• **YOUR GOAL**
Pull each line with the string "participants" from the entries.

(Web page and app entries)
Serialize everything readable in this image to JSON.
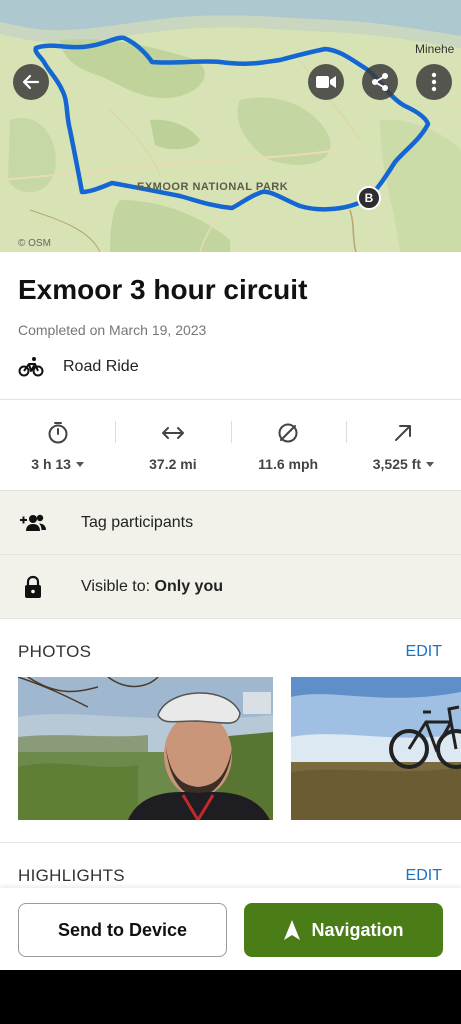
{
  "map": {
    "town_label": "Minehe",
    "park_label": "EXMOOR NATIONAL PARK",
    "osm_credit": "© OSM",
    "end_marker": "B",
    "route_color": "#1466d2"
  },
  "activity": {
    "title": "Exmoor 3 hour circuit",
    "completed": "Completed on March 19, 2023",
    "type": "Road Ride",
    "type_icon": "bike-icon"
  },
  "stats": {
    "duration": "3 h 13",
    "distance": "37.2 mi",
    "avg_speed": "11.6 mph",
    "elevation": "3,525 ft"
  },
  "participants": {
    "label": "Tag participants"
  },
  "visibility": {
    "label": "Visible to:",
    "value": "Only you"
  },
  "photos": {
    "title": "PHOTOS",
    "edit": "EDIT"
  },
  "highlights": {
    "title": "HIGHLIGHTS",
    "edit": "EDIT"
  },
  "actions": {
    "send": "Send to Device",
    "navigate": "Navigation",
    "accent": "#4a7d17"
  }
}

• **ANSWER SECTION**
  "participants": {
    "label": "Tag participants"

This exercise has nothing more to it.